The decline in coal-powered electricity has been dramatic. For the first four months of FY 20, generation of electricity from coal had been more than last year. For instance, in June 2019, almost 10% more electricity was generated from coal compared with June of 2018.

This trend continued till July and by the end of July 2019, India had produced 18,750 GWh more electricity from coal compared with the same period in the last financial year.

The decline over the next three months has been so large that if we compare the first seven months of FY 20 – till the end of October – with the first 7 months of FY 19, India has produced 12,440 GWh less electricity from coal in FY20.

So, the reduction in electricity generation from coal in the past three months has been so great that it has substantially offset the increase in coal-powered electricity that India had seen for the first 4 months of this financial year.

Source: IEEFA

The chart above shows that while the decline in electricity generated from coal has been dramatic, it hasn’t been compensated by an equally dramatic increase in electricity generation from other sources.

Hydroelectric generation has increased, particularly since September, but the increase is not enough to offset the decline in coal based power.

Solar has seen a steady rise throughout the year but also not enough to offset the decline in coal-powered electricity. Electricity from nuclear sources has shown an increase, particularly since August (when the decline of coal began) but again the increase is not close to being enough to offset the decline in coal.

Wind-powered electricity has, while remaining erratic, seen a decline since August. Other renewables have also seen a slight dip.

The implication, therefore, is that overall electricity generation has declined. This is borne out by the data.

In September, there was an almost 3% decline in power generation year on year. While in October the decline was much greater at almost 13%.
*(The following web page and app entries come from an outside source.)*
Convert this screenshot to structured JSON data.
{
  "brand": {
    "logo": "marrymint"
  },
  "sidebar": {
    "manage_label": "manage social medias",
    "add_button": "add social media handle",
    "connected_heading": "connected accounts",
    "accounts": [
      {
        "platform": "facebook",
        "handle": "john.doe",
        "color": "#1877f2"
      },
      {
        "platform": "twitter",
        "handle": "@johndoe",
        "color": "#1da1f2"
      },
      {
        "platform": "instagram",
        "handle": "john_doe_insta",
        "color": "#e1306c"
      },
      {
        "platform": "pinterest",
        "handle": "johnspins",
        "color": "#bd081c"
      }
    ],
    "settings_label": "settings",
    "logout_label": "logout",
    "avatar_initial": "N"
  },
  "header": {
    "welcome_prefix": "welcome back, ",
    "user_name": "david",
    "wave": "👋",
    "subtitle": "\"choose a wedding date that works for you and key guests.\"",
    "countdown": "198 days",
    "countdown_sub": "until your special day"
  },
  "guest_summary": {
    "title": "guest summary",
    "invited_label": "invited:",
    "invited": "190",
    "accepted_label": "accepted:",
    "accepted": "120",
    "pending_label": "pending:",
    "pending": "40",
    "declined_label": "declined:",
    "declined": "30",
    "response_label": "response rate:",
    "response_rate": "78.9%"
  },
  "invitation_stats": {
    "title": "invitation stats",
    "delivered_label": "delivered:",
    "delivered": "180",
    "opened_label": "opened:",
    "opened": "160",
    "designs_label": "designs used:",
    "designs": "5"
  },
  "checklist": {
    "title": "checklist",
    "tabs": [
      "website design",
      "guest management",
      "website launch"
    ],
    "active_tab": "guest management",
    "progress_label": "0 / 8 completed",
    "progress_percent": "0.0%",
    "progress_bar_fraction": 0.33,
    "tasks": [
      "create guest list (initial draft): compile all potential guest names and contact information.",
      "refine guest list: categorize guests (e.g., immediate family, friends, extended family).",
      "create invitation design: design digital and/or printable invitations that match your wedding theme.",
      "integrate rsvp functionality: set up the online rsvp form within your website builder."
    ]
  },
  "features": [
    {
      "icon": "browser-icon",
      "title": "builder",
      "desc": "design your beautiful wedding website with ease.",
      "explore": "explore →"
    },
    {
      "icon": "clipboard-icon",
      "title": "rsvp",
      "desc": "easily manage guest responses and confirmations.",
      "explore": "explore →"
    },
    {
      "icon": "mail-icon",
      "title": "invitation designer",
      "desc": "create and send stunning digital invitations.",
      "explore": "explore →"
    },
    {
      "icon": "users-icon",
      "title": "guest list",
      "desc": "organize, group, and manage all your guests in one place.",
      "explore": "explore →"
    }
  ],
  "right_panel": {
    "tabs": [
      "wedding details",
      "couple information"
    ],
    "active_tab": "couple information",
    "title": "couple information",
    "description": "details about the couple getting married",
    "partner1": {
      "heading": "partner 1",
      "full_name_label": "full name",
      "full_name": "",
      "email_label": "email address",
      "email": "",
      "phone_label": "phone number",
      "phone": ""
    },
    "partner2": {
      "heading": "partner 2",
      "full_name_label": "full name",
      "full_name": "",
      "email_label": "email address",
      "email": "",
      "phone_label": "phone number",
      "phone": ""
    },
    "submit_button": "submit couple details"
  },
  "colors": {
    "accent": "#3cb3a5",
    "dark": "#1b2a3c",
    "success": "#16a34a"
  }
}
The demand for electricity has also seen a decline based on the Power System Operation Corporation (POSOCO) data. For August 2019, the all India energy requirement declined by 392 mega units compared with the same month a year ago. The decline was 931 mega units for September.

This decline in electricity generation and demand coincides with the decline in GDP growth rates and the contraction in the core sector growth. However, deeper analysis is required to be able to draw a causal relationship between the two.

Also Read: New Carbon Dioxide Emissions Data Shakes up Our Vision of Earth’s Future

On the carbon emissions front, the decline in CO2 emissions growth rate – led by a decline in electricity generation using coal – certainly bodes well in the fight against climate change (if the idea of climate justice is kept aside). But, again, it requires some more analysis to be able to say whether the decline is structural and more permanent, or a temporary function of the decline in economic activity.